Note: This is a word-for-word transcript of the video of the same name, available to watch now on YouTube.
Similar to real-life intelligence agencies, the Psychonauts organisation is built on shady foundations.
Consider the GPC, or Geodesic Psychoisolation Chambers. After freeing Maloof from the topmost chamber, he tells Raz the GPC are “sixth-sensory deprivation tanks” used as “solitary confinement for psychics”. Thankfully, the staff haven’t stuck kids in them since the fifties. However, the forbidden signage and barbed-wire fencing suggest it to be a secretive place. And not an especially proud one.
Note: This is a word-for-word transcript of the documentary of the same name, available to watch now on YouTube.
It’s the late seventies. Freelance writer Dick Ainsworth receives a call from Bally, a manufacturer famous for their pinball and slot machines. Bally was king at extracting quarters from adults all across the world. When video games hit the coin-op scene, they became just as good at taking quarters from children. Bally was now looking to bring the arcade into players’ homes. They want Ainsworth to make their home console “look like it’s educational”.
Note: This article is a complement to the YouTube video Facts About Flashback. If you would prefer a more concise, and cinematic, rundown of this article’s findings then please click the above link.

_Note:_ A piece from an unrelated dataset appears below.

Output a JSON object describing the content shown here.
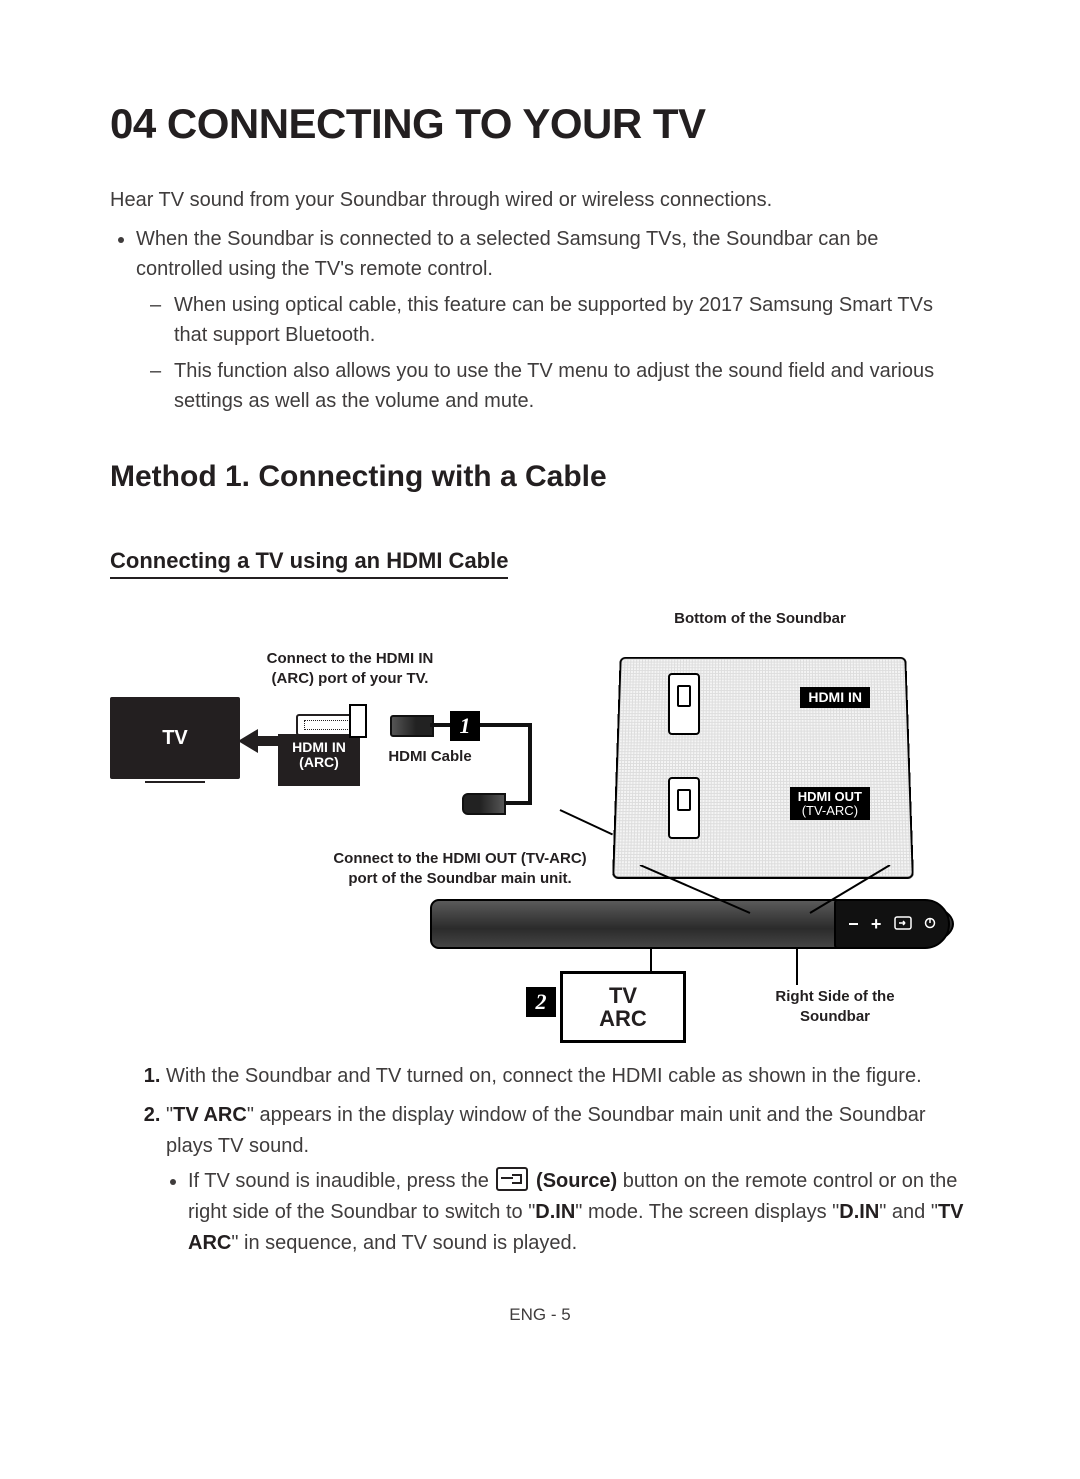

Flashback is a 1992 cinematic platformer developed by Delphine Software, a French development team based in Paris. The team was small, consisting of about ten people, which is interesting given the cutting-edge nature of the project. Flashback is regularly cited as a game ahead of its time. Its realistic movement, lushly rendered backdrops, and detailed world-building made it stand out as a more mature kind of platforming…

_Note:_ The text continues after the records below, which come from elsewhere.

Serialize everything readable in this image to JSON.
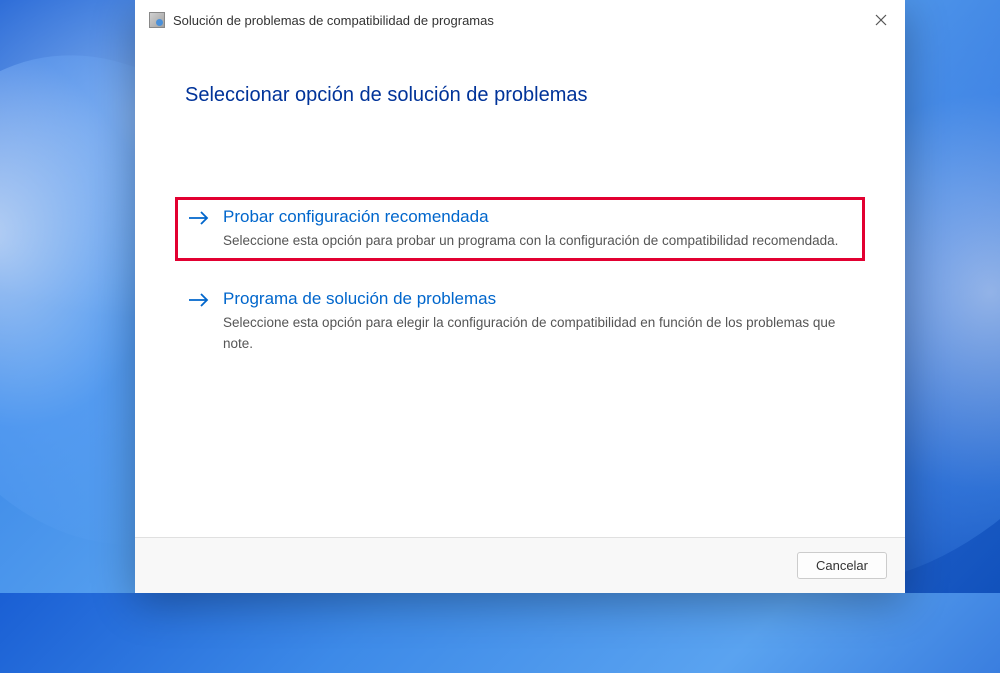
{
  "dialog": {
    "title": "Solución de problemas de compatibilidad de programas",
    "heading": "Seleccionar opción de solución de problemas"
  },
  "options": {
    "recommended": {
      "title": "Probar configuración recomendada",
      "description": "Seleccione esta opción para probar un programa con la configuración de compatibilidad recomendada."
    },
    "troubleshoot": {
      "title": "Programa de solución de problemas",
      "description": "Seleccione esta opción para elegir la configuración de compatibilidad en función de los problemas que note."
    }
  },
  "buttons": {
    "cancel": "Cancelar"
  }
}
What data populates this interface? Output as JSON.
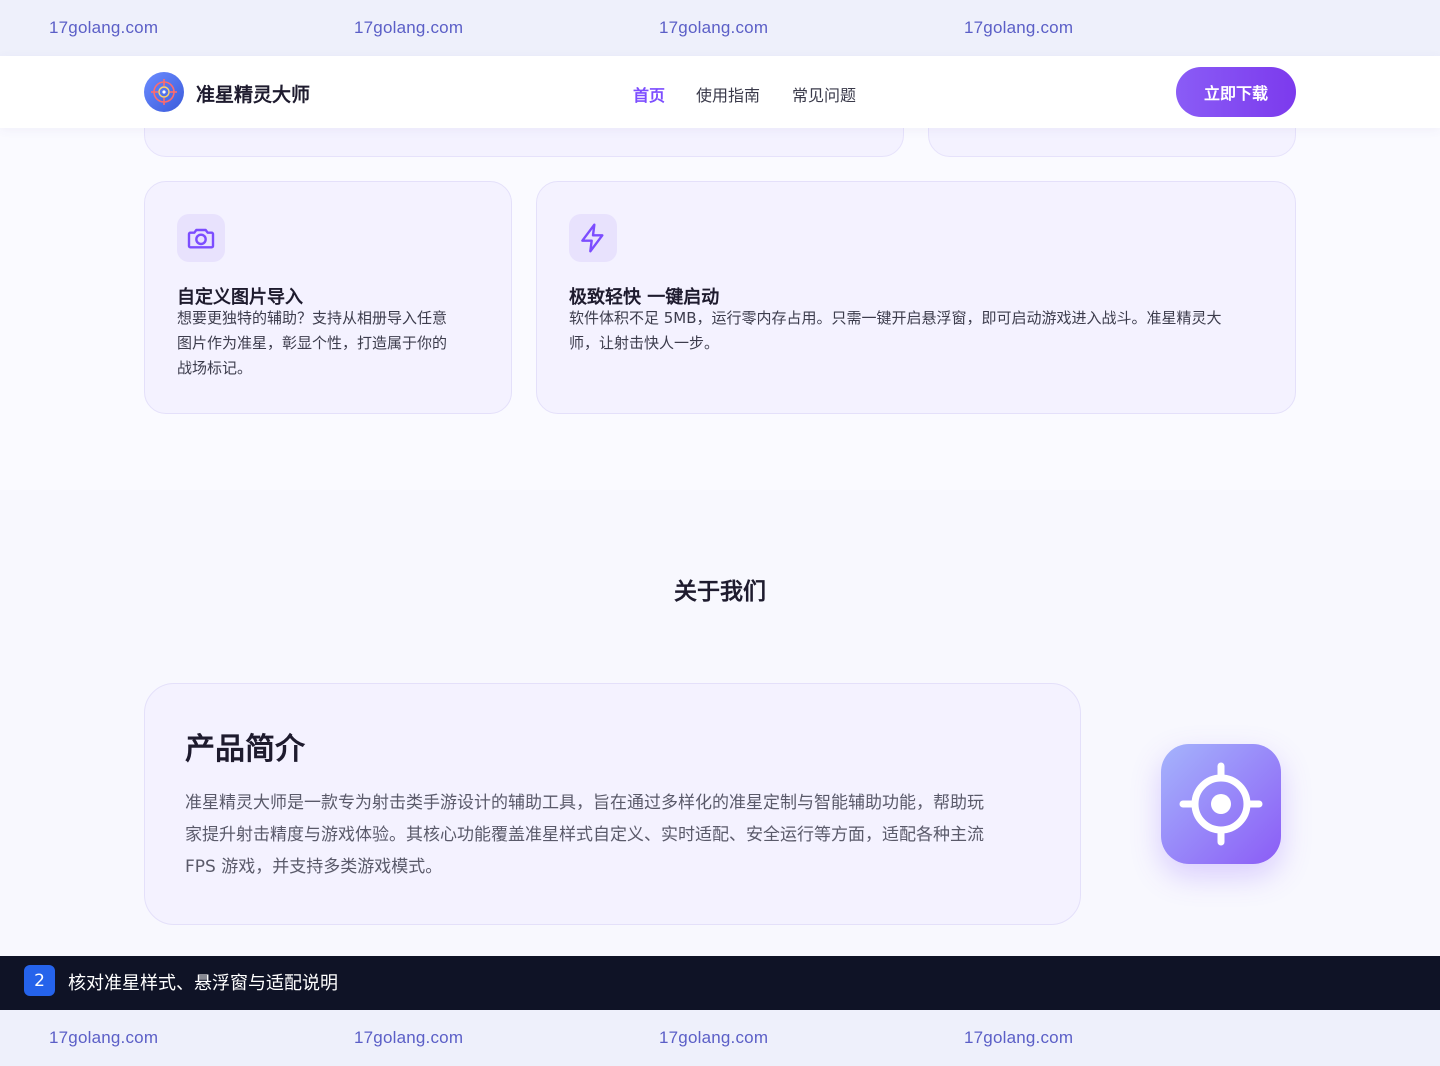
{
  "watermark": {
    "top": [
      "17golang.com",
      "17golang.com",
      "17golang.com",
      "17golang.com"
    ],
    "bottom": [
      "17golang.com",
      "17golang.com",
      "17golang.com",
      "17golang.com"
    ]
  },
  "header": {
    "brand": "准星精灵大师",
    "nav": [
      "首页",
      "使用指南",
      "常见问题"
    ],
    "active_nav": "首页",
    "cta_label": "立即下载"
  },
  "features": [
    {
      "icon": "camera-icon",
      "title": "自定义图片导入",
      "desc_lines": [
        "想要更独特的辅助？支持从相册导入任意",
        "图片作为准星，彰显个性，打造属于你的",
        "战场标记。"
      ]
    },
    {
      "icon": "lightning-icon",
      "title": "极致轻快 一键启动",
      "desc_lines": [
        "软件体积不足 5MB，运行零内存占用。只需一键开启悬浮窗，即可启动游戏进入战斗。准星精灵大",
        "师，让射击快人一步。"
      ]
    }
  ],
  "about": {
    "section_title": "关于我们",
    "card_title": "产品简介",
    "card_lines": [
      "准星精灵大师是一款专为射击类手游设计的辅助工具，旨在通过多样化的准星定制与智能辅助功能，帮助玩",
      "家提升射击精度与游戏体验。其核心功能覆盖准星样式自定义、实时适配、安全运行等方面，适配各种主流",
      "FPS 游戏，并支持多类游戏模式。"
    ],
    "app_icon": "crosshair-icon"
  },
  "step": {
    "number": "2",
    "text": "核对准星样式、悬浮窗与适配说明"
  },
  "colors": {
    "accent": "#7c4dff",
    "step_bar": "#0f1326",
    "step_badge": "#2563eb",
    "watermark_bg": "#eef0fb"
  }
}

Note: This is a deep discussion of YouTube video The Secrets of Psychonauts. If you would prefer a more concise, and cinematic, rundown of this article’s findings then please click the above link.

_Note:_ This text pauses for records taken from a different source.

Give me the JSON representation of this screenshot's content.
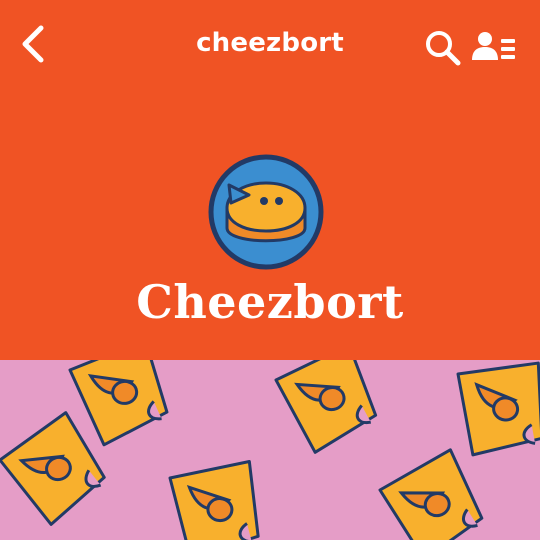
{
  "topbar": {
    "title": "cheezbort",
    "back_icon": "chevron-left-icon",
    "search_icon": "search-icon",
    "members_icon": "member-list-icon"
  },
  "profile": {
    "name": "Cheezbort",
    "avatar_icon": "cheese-wheel-avatar-icon"
  },
  "colors": {
    "header_bg": "#f05324",
    "banner_bg": "#e59dc7",
    "cheese": "#f8b02d",
    "cheese_dark": "#f08a28",
    "outline": "#223a66",
    "avatar_ring": "#3b8ed0"
  }
}
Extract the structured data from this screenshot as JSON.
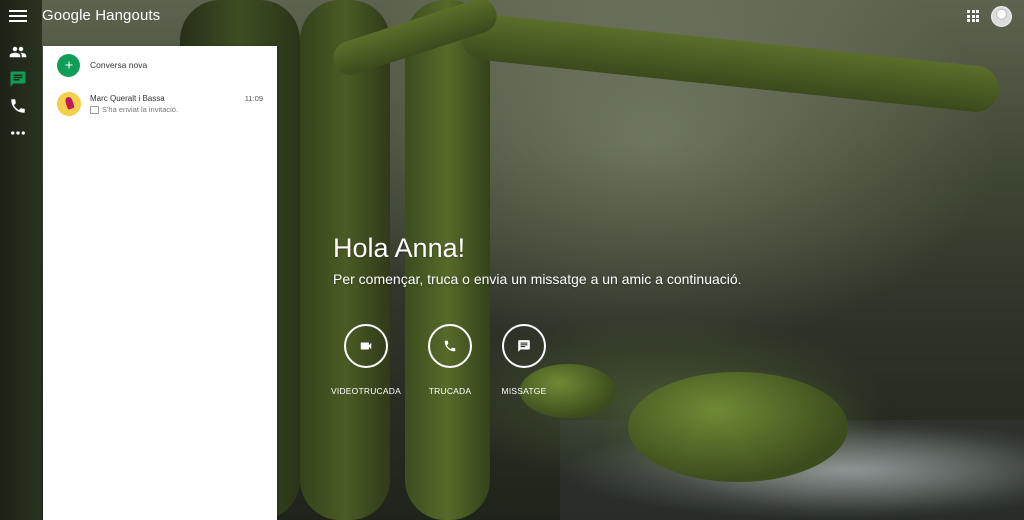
{
  "app": {
    "logo_text": "Google Hangouts"
  },
  "rail": {
    "items": [
      "contacts-icon",
      "messages-icon",
      "phone-icon",
      "more-icon"
    ]
  },
  "panel": {
    "new_conversation_label": "Conversa nova",
    "conversations": [
      {
        "name": "Marc Queralt i Bassa",
        "time": "11:09",
        "preview": "S'ha enviat la invitació."
      }
    ]
  },
  "main": {
    "greeting": "Hola Anna!",
    "subtitle": "Per començar, truca o envia un missatge a un amic a continuació.",
    "actions": [
      {
        "label": "VIDEOTRUCADA",
        "icon": "videocam-icon"
      },
      {
        "label": "TRUCADA",
        "icon": "phone-icon"
      },
      {
        "label": "MISSATGE",
        "icon": "chat-icon"
      }
    ]
  },
  "colors": {
    "accent_green": "#0f9d58",
    "active_rail_icon": "#0f9d58"
  }
}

Psychonauts was developed during the early 2000s, when platform games were still somewhat fashionable. Popular titles of the day include Jak and Daxter, Ratchet & Clank, and Sly Cooper. These are games set in fun fantasy lands containing all sorts of shiny trinkets to collect and strange enemies to defeat. Their characters are a playful bunch, none of whom would seem out of place in a Saturday…